Work instruction: Give the records again in full, exactly as written.

Entries from a dataset of interfaces:
________________________

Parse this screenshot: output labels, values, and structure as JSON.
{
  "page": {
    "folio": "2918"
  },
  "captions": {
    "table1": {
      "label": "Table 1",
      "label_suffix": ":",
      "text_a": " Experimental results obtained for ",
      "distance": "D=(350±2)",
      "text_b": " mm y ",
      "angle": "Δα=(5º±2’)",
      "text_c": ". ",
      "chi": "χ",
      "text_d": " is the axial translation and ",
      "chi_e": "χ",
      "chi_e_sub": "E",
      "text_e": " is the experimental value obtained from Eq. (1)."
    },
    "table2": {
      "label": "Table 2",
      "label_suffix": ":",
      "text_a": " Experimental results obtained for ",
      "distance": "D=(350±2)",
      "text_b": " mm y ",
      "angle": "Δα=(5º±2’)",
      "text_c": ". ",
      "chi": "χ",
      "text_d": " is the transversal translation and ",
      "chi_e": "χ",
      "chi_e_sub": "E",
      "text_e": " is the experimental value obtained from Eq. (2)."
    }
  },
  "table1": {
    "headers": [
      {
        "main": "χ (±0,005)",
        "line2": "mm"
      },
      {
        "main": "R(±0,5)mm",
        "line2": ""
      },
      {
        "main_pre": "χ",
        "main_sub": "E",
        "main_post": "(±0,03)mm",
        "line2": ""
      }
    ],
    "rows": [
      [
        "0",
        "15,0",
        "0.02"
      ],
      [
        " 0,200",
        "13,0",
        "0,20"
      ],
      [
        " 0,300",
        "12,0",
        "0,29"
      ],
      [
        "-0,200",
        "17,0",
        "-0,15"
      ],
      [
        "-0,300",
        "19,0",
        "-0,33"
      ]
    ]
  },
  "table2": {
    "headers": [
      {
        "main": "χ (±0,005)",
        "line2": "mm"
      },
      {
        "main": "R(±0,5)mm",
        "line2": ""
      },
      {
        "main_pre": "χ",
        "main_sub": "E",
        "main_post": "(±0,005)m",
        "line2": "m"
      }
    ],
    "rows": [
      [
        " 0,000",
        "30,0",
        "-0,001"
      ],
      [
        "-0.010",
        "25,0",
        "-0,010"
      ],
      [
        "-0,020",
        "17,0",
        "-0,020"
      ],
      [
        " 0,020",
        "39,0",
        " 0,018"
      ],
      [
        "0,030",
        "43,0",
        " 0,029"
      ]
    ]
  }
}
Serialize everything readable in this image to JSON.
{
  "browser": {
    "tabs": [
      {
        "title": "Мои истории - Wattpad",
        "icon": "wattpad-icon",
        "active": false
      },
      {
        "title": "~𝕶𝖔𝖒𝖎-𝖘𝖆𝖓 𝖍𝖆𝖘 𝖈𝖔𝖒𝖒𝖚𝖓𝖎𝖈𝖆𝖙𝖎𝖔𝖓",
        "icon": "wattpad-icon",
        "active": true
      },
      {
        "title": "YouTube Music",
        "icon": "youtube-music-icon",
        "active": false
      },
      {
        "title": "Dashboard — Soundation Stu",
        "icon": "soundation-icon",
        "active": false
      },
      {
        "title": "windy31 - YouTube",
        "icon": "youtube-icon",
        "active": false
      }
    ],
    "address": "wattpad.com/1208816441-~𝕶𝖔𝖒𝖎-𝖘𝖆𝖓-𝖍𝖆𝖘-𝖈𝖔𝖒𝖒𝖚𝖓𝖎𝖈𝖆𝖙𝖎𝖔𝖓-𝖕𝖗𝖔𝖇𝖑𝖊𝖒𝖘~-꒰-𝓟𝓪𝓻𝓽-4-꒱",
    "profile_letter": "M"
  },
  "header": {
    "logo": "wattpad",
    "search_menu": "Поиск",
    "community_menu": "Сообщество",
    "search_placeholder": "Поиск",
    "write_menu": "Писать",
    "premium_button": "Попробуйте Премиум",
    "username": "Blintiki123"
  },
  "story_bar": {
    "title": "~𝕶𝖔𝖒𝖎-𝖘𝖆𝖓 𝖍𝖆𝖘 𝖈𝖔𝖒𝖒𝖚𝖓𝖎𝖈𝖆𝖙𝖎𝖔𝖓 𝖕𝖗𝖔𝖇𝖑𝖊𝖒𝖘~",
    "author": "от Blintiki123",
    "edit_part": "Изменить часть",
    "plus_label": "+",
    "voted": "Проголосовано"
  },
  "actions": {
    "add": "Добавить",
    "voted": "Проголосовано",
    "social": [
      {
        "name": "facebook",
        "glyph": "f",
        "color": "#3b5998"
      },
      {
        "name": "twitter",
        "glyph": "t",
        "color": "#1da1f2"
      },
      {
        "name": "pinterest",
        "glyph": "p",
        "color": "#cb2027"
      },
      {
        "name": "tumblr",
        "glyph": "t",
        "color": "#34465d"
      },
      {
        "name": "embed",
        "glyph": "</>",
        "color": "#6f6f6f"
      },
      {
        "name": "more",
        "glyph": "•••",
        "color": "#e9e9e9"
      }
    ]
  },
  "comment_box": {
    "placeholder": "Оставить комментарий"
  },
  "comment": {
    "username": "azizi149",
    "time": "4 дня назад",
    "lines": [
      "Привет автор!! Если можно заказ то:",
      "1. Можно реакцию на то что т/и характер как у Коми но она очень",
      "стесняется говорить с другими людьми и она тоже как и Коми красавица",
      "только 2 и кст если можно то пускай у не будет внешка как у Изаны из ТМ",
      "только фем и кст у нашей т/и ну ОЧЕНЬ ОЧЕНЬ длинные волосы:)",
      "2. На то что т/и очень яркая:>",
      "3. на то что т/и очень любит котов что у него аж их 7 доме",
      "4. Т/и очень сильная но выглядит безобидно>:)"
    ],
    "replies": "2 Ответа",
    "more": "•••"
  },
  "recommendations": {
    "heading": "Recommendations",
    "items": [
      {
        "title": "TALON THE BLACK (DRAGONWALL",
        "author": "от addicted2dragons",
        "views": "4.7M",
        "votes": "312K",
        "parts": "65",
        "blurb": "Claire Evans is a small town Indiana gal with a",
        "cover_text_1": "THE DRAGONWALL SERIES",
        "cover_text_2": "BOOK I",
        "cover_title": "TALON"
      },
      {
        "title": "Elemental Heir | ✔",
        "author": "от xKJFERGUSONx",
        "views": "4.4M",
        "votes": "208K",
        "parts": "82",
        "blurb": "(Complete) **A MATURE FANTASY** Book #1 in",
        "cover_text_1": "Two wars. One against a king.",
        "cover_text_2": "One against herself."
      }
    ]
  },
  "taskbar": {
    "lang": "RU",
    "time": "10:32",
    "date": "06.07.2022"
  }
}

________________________

Answer:
Parse this screenshot: output labels, values, and structure as JSON.
{
  "page": {
    "folio": "2918"
  },
  "captions": {
    "table1": {
      "label": "Table 1",
      "label_suffix": ":",
      "text_a": " Experimental results obtained for ",
      "distance": "D=(350±2)",
      "text_b": " mm y ",
      "angle": "Δα=(5º±2’)",
      "text_c": ". ",
      "chi": "χ",
      "text_d": " is the axial translation and ",
      "chi_e": "χ",
      "chi_e_sub": "E",
      "text_e": " is the experimental value obtained from Eq. (1)."
    },
    "table2": {
      "label": "Table 2",
      "label_suffix": ":",
      "text_a": " Experimental results obtained for ",
      "distance": "D=(350±2)",
      "text_b": " mm y ",
      "angle": "Δα=(5º±2’)",
      "text_c": ". ",
      "chi": "χ",
      "text_d": " is the transversal translation and ",
      "chi_e": "χ",
      "chi_e_sub": "E",
      "text_e": " is the experimental value obtained from Eq. (2)."
    }
  },
  "table1": {
    "headers": [
      {
        "main": "χ (±0,005)",
        "line2": "mm"
      },
      {
        "main": "R(±0,5)mm",
        "line2": ""
      },
      {
        "main_pre": "χ",
        "main_sub": "E",
        "main_post": "(±0,03)mm",
        "line2": ""
      }
    ],
    "rows": [
      [
        "0",
        "15,0",
        "0.02"
      ],
      [
        " 0,200",
        "13,0",
        "0,20"
      ],
      [
        " 0,300",
        "12,0",
        "0,29"
      ],
      [
        "-0,200",
        "17,0",
        "-0,15"
      ],
      [
        "-0,300",
        "19,0",
        "-0,33"
      ]
    ]
  },
  "table2": {
    "headers": [
      {
        "main": "χ (±0,005)",
        "line2": "mm"
      },
      {
        "main": "R(±0,5)mm",
        "line2": ""
      },
      {
        "main_pre": "χ",
        "main_sub": "E",
        "main_post": "(±0,005)m",
        "line2": "m"
      }
    ],
    "rows": [
      [
        " 0,000",
        "30,0",
        "-0,001"
      ],
      [
        "-0.010",
        "25,0",
        "-0,010"
      ],
      [
        "-0,020",
        "17,0",
        "-0,020"
      ],
      [
        " 0,020",
        "39,0",
        " 0,018"
      ],
      [
        "0,030",
        "43,0",
        " 0,029"
      ]
    ]
  }
}
Serialize everything readable in this image to JSON.
{
  "browser": {
    "tabs": [
      {
        "title": "Мои истории - Wattpad",
        "icon": "wattpad-icon",
        "active": false
      },
      {
        "title": "~𝕶𝖔𝖒𝖎-𝖘𝖆𝖓 𝖍𝖆𝖘 𝖈𝖔𝖒𝖒𝖚𝖓𝖎𝖈𝖆𝖙𝖎𝖔𝖓",
        "icon": "wattpad-icon",
        "active": true
      },
      {
        "title": "YouTube Music",
        "icon": "youtube-music-icon",
        "active": false
      },
      {
        "title": "Dashboard — Soundation Stu",
        "icon": "soundation-icon",
        "active": false
      },
      {
        "title": "windy31 - YouTube",
        "icon": "youtube-icon",
        "active": false
      }
    ],
    "address": "wattpad.com/1208816441-~𝕶𝖔𝖒𝖎-𝖘𝖆𝖓-𝖍𝖆𝖘-𝖈𝖔𝖒𝖒𝖚𝖓𝖎𝖈𝖆𝖙𝖎𝖔𝖓-𝖕𝖗𝖔𝖇𝖑𝖊𝖒𝖘~-꒰-𝓟𝓪𝓻𝓽-4-꒱",
    "profile_letter": "M"
  },
  "header": {
    "logo": "wattpad",
    "search_menu": "Поиск",
    "community_menu": "Сообщество",
    "search_placeholder": "Поиск",
    "write_menu": "Писать",
    "premium_button": "Попробуйте Премиум",
    "username": "Blintiki123"
  },
  "story_bar": {
    "title": "~𝕶𝖔𝖒𝖎-𝖘𝖆𝖓 𝖍𝖆𝖘 𝖈𝖔𝖒𝖒𝖚𝖓𝖎𝖈𝖆𝖙𝖎𝖔𝖓 𝖕𝖗𝖔𝖇𝖑𝖊𝖒𝖘~",
    "author": "от Blintiki123",
    "edit_part": "Изменить часть",
    "plus_label": "+",
    "voted": "Проголосовано"
  },
  "actions": {
    "add": "Добавить",
    "voted": "Проголосовано",
    "social": [
      {
        "name": "facebook",
        "glyph": "f",
        "color": "#3b5998"
      },
      {
        "name": "twitter",
        "glyph": "t",
        "color": "#1da1f2"
      },
      {
        "name": "pinterest",
        "glyph": "p",
        "color": "#cb2027"
      },
      {
        "name": "tumblr",
        "glyph": "t",
        "color": "#34465d"
      },
      {
        "name": "embed",
        "glyph": "</>",
        "color": "#6f6f6f"
      },
      {
        "name": "more",
        "glyph": "•••",
        "color": "#e9e9e9"
      }
    ]
  },
  "comment_box": {
    "placeholder": "Оставить комментарий"
  },
  "comment": {
    "username": "azizi149",
    "time": "4 дня назад",
    "lines": [
      "Привет автор!! Если можно заказ то:",
      "1. Можно реакцию на то что т/и характер как у Коми но она очень",
      "стесняется говорить с другими людьми и она тоже как и Коми красавица",
      "только 2 и кст если можно то пускай у не будет внешка как у Изаны из ТМ",
      "только фем и кст у нашей т/и ну ОЧЕНЬ ОЧЕНЬ длинные волосы:)",
      "2. На то что т/и очень яркая:>",
      "3. на то что т/и очень любит котов что у него аж их 7 доме",
      "4. Т/и очень сильная но выглядит безобидно>:)"
    ],
    "replies": "2 Ответа",
    "more": "•••"
  },
  "recommendations": {
    "heading": "Recommendations",
    "items": [
      {
        "title": "TALON THE BLACK (DRAGONWALL",
        "author": "от addicted2dragons",
        "views": "4.7M",
        "votes": "312K",
        "parts": "65",
        "blurb": "Claire Evans is a small town Indiana gal with a",
        "cover_text_1": "THE DRAGONWALL SERIES",
        "cover_text_2": "BOOK I",
        "cover_title": "TALON"
      },
      {
        "title": "Elemental Heir | ✔",
        "author": "от xKJFERGUSONx",
        "views": "4.4M",
        "votes": "208K",
        "parts": "82",
        "blurb": "(Complete) **A MATURE FANTASY** Book #1 in",
        "cover_text_1": "Two wars. One against a king.",
        "cover_text_2": "One against herself."
      }
    ]
  },
  "taskbar": {
    "lang": "RU",
    "time": "10:32",
    "date": "06.07.2022"
  }
}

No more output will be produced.